Ogata has won national comedy contests and has a special coming out in December on the Showtime network called, and I’m not making this up, “Slanted Comedy.” He also starred in a strange movie called Porndogs, which is apparently so racy, theaters in the United States won’t show it. I don’t know if “starred” is the right word. The real stars are actual dogs who do nasty things and actors do their voices.
“I play the Shar Pei,” Ogata says. “It’s typecasting.”
“It’s not actually porno,” Ogata says. “It’s sort of like Look Who’s Talking meets The Green Door.”
Despite the many exciting things that have happened in his relatively short comedy career, his biggest thrill came when he first started out as a comedian.
“The phone rang during lunch,” he says. “My mom answered and she got all excited. ‘It’s Andy Bumatai! It’s Andy Bumatai!’ That was a huge moment. He asked me to be on his show. I thought, I must be doing something right.”
He also was able to work with that other link in our genealogical comedy line, Don Ho.
“He gave birth to a lot of local talent,” Ogata explains. “He was very generous and supportive. He said, ‘You gotta work clean, don’t use the ‘F’ word.’ I said, ‘Can I say fricking instead of the F word?’ Don said, ‘No, ‘cause those words know each other. You gotta behave your language, boy.’”
Now is the time I start feeling bad about all of the other funniest people in Hawaii I’m not going to be able to get to in any depth. Like all the hilarious radio personalities like Frank B. Shaner, Michael W. Perry, the late, great Hal “Aku” Lewis and Larry Price (usually unintentionally funny, but funny anyway). Great local comedians like Bo Irvine, who I have shared the stage with from time to time. And Mel Cabang, Hawaii’s Don Rickles.
And what about the funny women? Hilo Hattie and her “rascal” hula. Standup comic Cathy Tanaka. Melveen Leed. And Karen Keawehawaii.
Few people know that Keawehawaii got her first laugh on stage when an equipment malfunction made it sound like she had passed gas.
“I just stood there by the microphone, made a little look at my okole and said, ‘Good lunch.’ Everyone laughed.

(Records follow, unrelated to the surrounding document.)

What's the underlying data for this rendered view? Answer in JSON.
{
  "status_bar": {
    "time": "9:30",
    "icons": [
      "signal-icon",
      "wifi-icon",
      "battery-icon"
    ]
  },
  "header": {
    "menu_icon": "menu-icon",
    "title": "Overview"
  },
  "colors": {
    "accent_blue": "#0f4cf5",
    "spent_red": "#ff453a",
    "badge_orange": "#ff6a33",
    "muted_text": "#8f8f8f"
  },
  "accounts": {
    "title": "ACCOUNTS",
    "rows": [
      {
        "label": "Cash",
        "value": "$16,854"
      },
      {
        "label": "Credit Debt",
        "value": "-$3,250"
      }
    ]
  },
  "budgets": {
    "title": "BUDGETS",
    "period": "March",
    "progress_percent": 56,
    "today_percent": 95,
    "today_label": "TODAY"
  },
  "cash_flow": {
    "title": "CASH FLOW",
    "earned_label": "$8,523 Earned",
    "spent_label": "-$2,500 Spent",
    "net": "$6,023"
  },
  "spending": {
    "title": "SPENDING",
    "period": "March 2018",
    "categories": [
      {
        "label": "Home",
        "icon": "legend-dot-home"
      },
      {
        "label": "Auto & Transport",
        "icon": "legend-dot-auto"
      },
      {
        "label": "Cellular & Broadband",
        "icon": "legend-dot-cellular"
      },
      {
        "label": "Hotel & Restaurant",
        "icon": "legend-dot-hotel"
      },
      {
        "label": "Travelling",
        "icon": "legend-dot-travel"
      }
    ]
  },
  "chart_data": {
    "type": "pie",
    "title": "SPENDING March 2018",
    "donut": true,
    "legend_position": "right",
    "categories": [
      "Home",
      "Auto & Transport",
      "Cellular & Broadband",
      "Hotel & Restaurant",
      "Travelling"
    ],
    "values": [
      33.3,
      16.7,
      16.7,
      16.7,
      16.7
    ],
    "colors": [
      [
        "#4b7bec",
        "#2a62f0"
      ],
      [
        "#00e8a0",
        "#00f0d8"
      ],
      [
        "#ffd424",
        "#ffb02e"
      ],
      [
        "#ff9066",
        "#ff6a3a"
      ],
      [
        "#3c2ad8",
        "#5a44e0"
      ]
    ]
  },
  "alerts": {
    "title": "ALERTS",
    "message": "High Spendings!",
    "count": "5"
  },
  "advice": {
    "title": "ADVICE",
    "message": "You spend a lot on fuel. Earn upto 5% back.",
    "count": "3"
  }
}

Before I sang a note I knew I had these people in my hand. It pivoted me from just doing music to using comedy to make people feel comfortable.”
And what of the unlikely comedy genealogy that has offered up a seemingly endless line of really funny people?
Somewhere right now a rambunctious girl or boy is disrupting a high school class or practicing the routines of Paul Ogata or Augie T in front of a mirror using the TV remote control as a microphone. Andy Bumatai told me that, at a recent open-mic night he hosted in a small Kapolei club, he may have seen the future.
“There was this Samoan guy who had never been on stage,” he says. “And he got up and did 10 solid minutes in front of a pretty good crowd. It was the best first-time effort I’ve ever seen.”
Charles Memminger is a national award-winning humor writer who has been known to perform standup comedy from time to time to the side-splitting befuddlement of Honolulu audiences.